But the stories we tell, the ones that people are listening to, paint a different picture. They ask, “What could go wrong?” instead of “How can we work together to make this go right?”
Stephenson had thoughts on why this is, too. Explaining why “Speaking broadly, the techno-optimism of the Golden Age of SF has given way to fiction written in a generally darker, more skeptical and ambiguous tone,” he wrote:
Believing we have all the technology we’ll ever need, we seek to draw attention to its destructive side effects. This seems foolish now that we find ourselves saddled with technologies like Japan’s ramshackle 1960s-vintage reactors at Fukushima when we have the possibility of clean nuclear fusion on the horizon. The imperative to develop new technologies and implement them on a heroic scale no longer seems like the childish preoccupation of a few nerds with slide rules. It’s the only way for the human race to escape from its current predicaments. Too bad we’ve forgotten how to do it.
That essay is from 2011, but a dozen years later, it seems as though we’ve remembered how to develop new technologies and implement them on a heroic scale. The narrative just hasn’t caught up.
The other day, tongue in cheek, Packy tweeted a poll asking what finally got the aliens interested enough in humans to reveal themselves:
Fusion, AGI, and interplanetary travel are three of the most common themes in sci-fi from any era.

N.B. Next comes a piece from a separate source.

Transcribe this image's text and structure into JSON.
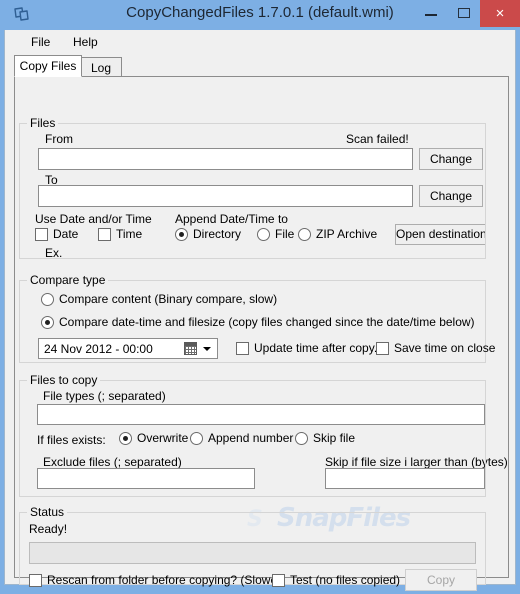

All three appear in Asimov’s The Last Question. They’re humanity-altering technologies. In the past three months, during a period of doom and gloom and supposed stagnation, we’ve taken meaningful steps closer to achieving all three. And the implications are going to be confusing as hell to work through.
That’s where stories come in.
Those who understand today’s technology well enough to envision worlds born of its extrapolations should do so. Write sci-fi, make movies, create art, build monuments, bring back World’s Fairs.
We should return to the days of celebrating big achievements as they elicit feelings of pride in the public towards doing impactful things. We should build more monuments, new wonders of the world, and massive art installations. Statues of true heroes, structures like The Colosseum and the Taj Mahal, museums full of art ahead of their time. Even amusement parks like Disney’s EPCOT (“Experimental Prototype Community of Tomorrow”).
It’s not about blindly celebrating tech founders. It is possible to be both optimistic and cautious.
And, it’s not about being “nicer” to tech. Stories are simply a way to compress information and help people grok the positives and wrestle with the negatives of everything going on. Negative stories have a natural advantage; putting more effort into telling Good Stories would help balance the scales. The impact of this cultural change would be immense.
Humans need narratives to make sense of things. Stories help us understand what to do, what everyone else is doing, and how to do it. They ask, what is possible? What needs to be done? What Can You Do For Your Country? They are motivational, guiding, and inspiring. They are pure magic. They make the pursuit of the impossible attractive and attainable.
There’s this great quote from Karen Armstrong in The Great Transformation: “Unless there is some kind of spiritual revolution that can keep abreast of our technological genius, it is unlikely that we will save our planet. A purely rational education will not suffice.”
I’d amend it in a couple of ways.
Unless there is some kind of narrative revolution that can keep abreast of our technological genius, it is unlikely that we will reach our full, amazing potential. A purely rational education will not suffice.
We need better sci-fi to guide builders who want to create a magnificent future, and dazzling spectacles to let people picture themselves in it.
It’s time to tell Good Stories again.